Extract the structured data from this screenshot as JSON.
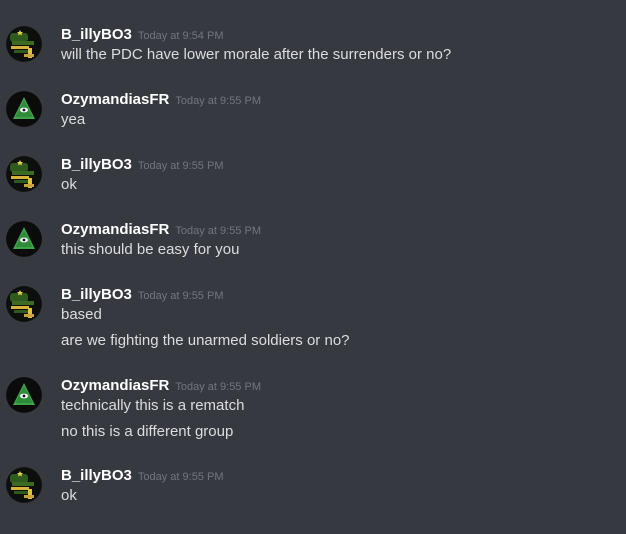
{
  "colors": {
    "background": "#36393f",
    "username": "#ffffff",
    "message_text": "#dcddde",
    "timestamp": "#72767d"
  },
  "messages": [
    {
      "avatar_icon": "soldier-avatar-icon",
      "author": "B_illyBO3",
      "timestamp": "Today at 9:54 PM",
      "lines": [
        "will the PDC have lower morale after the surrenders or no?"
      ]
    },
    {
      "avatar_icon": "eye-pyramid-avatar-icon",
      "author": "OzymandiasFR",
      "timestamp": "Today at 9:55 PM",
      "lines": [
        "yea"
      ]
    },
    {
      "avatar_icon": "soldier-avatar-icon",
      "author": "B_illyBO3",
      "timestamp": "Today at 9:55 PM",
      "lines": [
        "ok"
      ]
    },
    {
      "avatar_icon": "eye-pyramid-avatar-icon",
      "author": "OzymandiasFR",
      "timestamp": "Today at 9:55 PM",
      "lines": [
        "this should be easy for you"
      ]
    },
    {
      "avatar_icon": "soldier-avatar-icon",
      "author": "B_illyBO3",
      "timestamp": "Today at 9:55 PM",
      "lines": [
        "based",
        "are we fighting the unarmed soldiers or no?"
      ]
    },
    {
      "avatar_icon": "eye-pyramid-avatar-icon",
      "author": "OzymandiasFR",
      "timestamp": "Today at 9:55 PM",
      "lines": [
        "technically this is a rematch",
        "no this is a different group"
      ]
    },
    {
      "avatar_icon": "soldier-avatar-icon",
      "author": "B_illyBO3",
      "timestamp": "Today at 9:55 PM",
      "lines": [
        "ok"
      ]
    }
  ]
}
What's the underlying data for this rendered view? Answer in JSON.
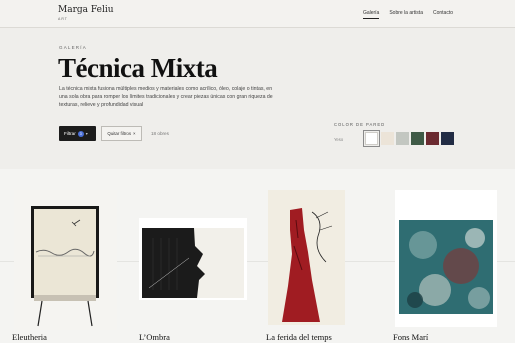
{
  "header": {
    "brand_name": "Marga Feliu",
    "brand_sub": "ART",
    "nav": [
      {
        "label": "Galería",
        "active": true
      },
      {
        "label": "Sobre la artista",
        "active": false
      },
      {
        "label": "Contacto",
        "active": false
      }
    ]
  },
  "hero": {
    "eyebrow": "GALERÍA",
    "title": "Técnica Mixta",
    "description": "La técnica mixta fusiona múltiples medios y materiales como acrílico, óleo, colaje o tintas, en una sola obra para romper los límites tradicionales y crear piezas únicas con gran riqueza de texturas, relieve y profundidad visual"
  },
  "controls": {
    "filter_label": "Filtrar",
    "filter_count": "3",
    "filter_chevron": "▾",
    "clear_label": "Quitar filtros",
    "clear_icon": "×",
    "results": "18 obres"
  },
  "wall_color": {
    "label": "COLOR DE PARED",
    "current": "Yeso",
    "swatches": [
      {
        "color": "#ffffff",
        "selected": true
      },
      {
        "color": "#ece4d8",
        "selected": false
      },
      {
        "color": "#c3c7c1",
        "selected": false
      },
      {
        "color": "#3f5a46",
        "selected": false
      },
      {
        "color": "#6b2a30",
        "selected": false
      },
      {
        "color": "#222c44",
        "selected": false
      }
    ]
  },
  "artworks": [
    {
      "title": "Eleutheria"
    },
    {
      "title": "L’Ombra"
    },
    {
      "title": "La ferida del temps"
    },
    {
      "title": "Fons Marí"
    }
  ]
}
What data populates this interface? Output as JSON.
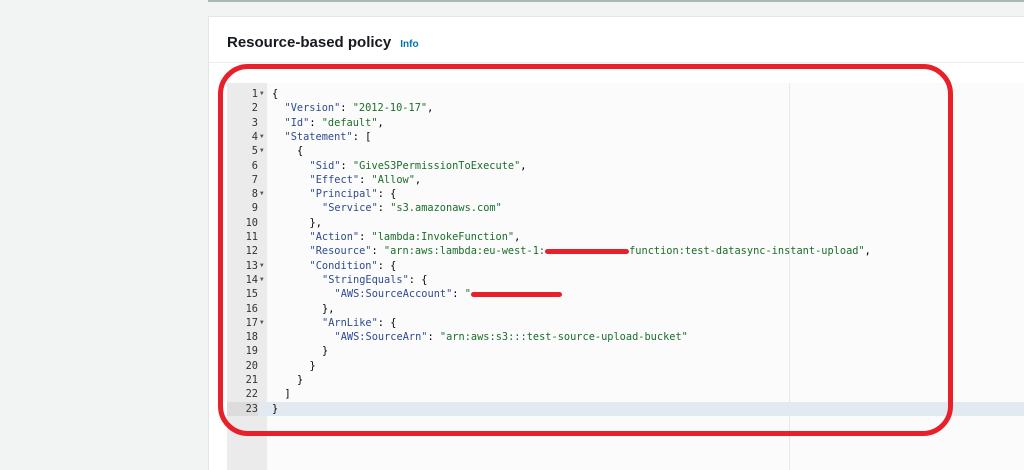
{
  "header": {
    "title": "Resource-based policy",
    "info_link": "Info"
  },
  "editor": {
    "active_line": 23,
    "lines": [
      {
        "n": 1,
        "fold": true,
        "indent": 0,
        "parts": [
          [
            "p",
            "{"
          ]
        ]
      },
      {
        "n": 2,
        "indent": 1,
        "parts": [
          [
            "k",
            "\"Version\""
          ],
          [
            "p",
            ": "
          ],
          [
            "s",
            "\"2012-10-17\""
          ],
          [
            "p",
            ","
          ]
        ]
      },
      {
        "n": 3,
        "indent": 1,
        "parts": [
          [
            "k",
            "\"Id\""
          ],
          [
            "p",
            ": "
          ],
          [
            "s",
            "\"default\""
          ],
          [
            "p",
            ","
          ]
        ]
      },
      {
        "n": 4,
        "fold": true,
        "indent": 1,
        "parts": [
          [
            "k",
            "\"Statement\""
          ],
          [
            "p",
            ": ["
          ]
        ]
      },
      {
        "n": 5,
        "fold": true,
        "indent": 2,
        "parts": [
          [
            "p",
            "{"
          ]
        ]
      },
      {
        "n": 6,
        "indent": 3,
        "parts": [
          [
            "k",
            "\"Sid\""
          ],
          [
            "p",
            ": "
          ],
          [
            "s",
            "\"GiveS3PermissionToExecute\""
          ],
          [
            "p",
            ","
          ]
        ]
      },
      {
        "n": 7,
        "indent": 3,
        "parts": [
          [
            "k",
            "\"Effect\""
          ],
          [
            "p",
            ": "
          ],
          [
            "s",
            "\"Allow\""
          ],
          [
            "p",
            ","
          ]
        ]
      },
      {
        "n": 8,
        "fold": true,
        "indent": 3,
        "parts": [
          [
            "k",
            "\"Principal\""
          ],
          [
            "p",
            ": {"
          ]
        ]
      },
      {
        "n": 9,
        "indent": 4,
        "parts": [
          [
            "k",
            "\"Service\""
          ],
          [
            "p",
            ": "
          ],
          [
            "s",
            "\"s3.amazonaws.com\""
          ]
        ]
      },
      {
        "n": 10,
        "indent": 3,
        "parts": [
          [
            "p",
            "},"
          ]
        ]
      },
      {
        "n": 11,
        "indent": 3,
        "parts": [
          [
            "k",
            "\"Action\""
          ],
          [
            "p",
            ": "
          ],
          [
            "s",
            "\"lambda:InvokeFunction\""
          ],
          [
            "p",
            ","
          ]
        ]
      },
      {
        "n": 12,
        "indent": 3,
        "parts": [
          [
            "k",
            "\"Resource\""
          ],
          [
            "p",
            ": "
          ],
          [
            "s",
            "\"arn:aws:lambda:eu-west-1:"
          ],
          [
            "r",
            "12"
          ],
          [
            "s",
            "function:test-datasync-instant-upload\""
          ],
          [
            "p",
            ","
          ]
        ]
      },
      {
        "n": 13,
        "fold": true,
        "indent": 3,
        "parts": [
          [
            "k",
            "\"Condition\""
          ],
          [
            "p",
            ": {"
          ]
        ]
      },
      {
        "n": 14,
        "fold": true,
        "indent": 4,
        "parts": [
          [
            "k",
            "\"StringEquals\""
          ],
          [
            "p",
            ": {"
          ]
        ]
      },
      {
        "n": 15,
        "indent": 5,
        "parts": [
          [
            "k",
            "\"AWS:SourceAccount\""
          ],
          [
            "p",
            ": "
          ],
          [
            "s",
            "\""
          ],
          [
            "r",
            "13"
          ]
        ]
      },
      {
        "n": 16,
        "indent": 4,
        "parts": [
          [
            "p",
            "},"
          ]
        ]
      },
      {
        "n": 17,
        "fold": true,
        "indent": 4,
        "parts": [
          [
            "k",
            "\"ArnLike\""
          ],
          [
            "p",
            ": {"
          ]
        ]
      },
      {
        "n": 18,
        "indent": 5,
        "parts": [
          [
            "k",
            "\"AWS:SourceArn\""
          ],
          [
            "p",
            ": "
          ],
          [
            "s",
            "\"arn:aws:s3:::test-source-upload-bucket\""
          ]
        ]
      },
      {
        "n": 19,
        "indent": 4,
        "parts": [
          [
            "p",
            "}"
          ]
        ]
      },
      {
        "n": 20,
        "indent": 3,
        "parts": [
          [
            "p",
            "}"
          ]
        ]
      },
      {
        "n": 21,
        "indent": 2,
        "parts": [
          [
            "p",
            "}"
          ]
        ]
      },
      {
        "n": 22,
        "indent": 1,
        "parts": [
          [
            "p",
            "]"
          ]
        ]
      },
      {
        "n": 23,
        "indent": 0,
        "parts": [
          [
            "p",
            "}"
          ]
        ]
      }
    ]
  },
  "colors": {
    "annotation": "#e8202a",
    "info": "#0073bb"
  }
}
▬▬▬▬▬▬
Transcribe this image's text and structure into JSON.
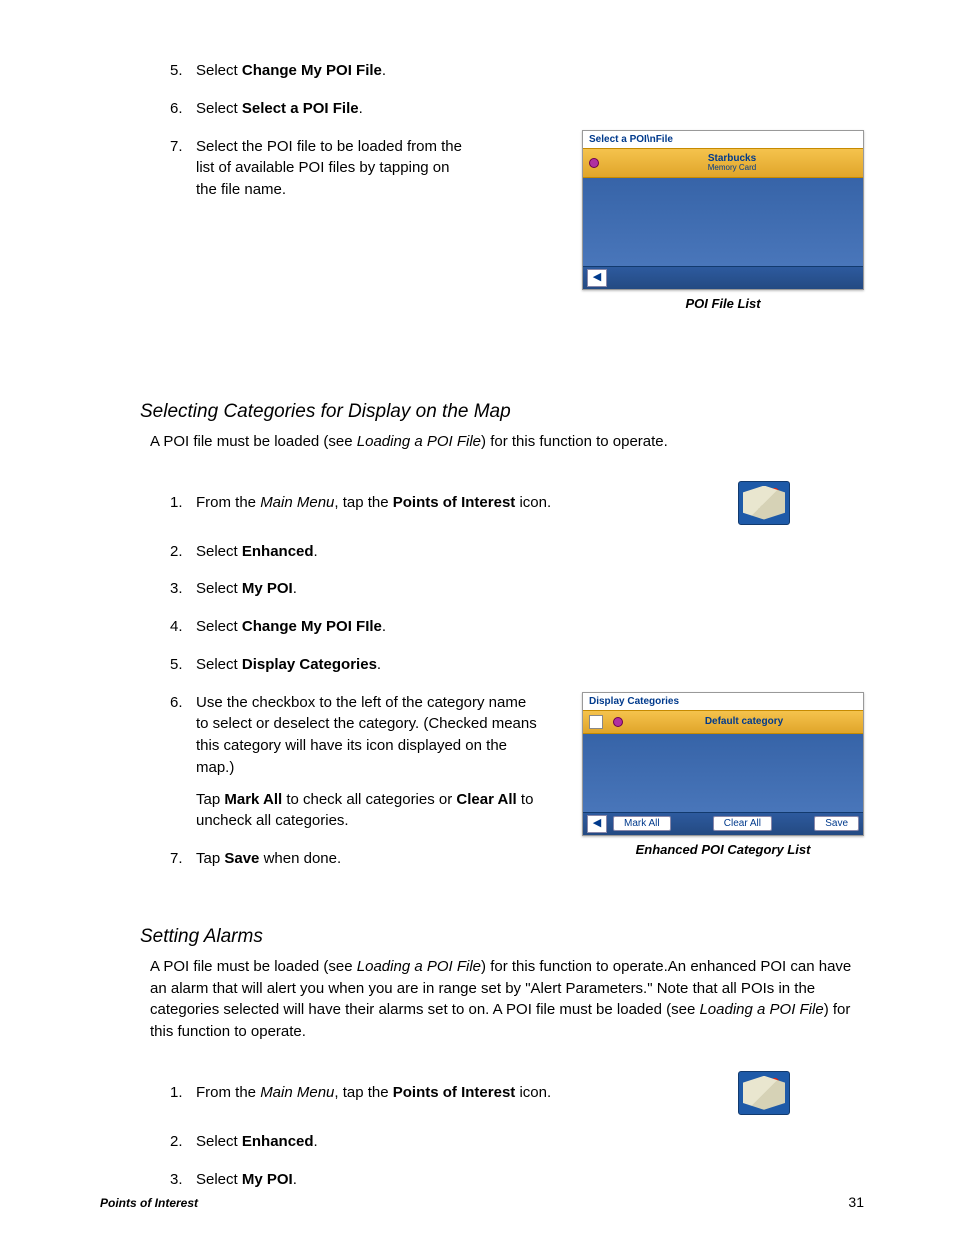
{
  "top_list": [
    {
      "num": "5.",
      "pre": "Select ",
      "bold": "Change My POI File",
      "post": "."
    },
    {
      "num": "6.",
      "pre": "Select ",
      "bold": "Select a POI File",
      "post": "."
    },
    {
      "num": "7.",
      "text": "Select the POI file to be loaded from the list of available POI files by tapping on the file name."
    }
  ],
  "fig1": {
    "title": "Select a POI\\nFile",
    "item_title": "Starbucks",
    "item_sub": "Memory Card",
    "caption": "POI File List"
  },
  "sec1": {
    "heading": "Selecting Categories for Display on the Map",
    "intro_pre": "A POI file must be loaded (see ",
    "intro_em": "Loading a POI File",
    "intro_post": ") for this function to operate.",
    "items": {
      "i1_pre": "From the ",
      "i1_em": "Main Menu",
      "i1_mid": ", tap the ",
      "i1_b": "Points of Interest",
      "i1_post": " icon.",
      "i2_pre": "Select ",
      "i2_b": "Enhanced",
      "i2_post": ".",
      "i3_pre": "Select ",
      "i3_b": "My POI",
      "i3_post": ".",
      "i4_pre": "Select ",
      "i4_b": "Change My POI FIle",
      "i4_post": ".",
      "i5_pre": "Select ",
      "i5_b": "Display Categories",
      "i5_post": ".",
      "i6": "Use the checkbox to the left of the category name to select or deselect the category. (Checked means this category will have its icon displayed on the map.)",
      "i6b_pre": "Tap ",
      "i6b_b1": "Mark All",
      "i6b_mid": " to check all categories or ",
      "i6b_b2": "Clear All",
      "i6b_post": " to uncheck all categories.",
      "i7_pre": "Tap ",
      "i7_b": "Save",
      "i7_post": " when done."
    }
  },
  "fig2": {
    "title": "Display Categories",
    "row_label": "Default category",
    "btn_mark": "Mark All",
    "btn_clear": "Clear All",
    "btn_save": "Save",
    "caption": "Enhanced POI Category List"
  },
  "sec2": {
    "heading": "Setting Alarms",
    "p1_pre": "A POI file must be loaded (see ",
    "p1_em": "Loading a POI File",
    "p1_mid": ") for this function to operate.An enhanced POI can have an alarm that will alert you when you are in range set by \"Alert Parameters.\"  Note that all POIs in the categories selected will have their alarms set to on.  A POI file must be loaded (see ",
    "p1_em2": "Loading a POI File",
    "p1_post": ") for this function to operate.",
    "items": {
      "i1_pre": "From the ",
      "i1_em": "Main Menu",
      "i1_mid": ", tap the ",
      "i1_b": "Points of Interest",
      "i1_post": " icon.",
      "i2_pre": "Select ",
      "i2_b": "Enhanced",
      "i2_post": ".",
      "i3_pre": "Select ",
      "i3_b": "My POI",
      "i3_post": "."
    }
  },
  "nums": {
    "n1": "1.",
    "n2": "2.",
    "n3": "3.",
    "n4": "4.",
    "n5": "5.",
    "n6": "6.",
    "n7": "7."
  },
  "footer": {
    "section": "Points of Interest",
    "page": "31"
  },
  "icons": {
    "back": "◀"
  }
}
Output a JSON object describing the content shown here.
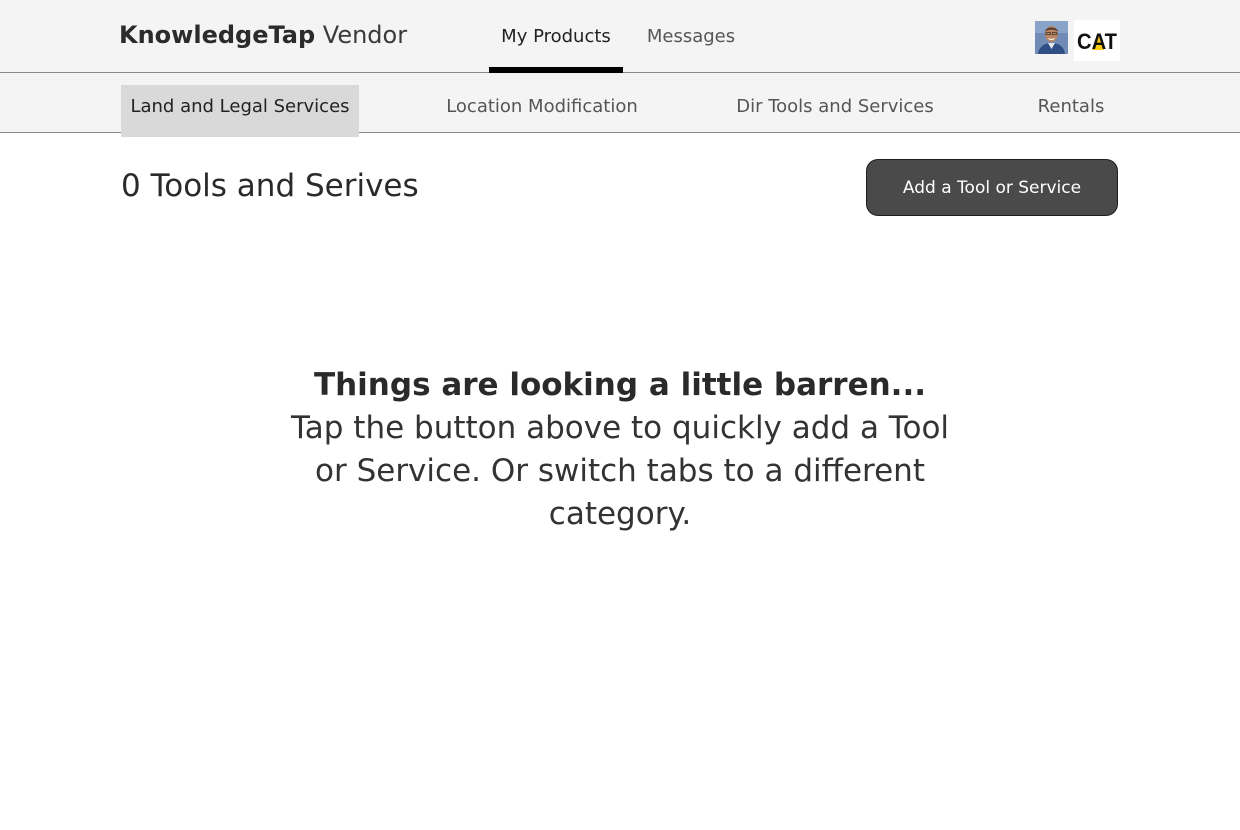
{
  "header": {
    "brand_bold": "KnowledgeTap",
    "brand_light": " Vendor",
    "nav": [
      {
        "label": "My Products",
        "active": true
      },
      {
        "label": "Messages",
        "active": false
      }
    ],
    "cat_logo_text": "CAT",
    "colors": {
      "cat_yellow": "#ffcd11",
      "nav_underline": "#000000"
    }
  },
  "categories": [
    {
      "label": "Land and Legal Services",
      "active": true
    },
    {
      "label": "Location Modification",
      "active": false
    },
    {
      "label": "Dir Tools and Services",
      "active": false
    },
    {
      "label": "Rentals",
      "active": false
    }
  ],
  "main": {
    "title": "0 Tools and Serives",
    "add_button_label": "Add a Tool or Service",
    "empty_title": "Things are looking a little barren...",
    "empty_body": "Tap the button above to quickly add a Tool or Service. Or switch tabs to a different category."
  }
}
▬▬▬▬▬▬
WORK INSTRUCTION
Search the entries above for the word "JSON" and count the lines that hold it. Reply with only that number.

TASK RESPONSE
5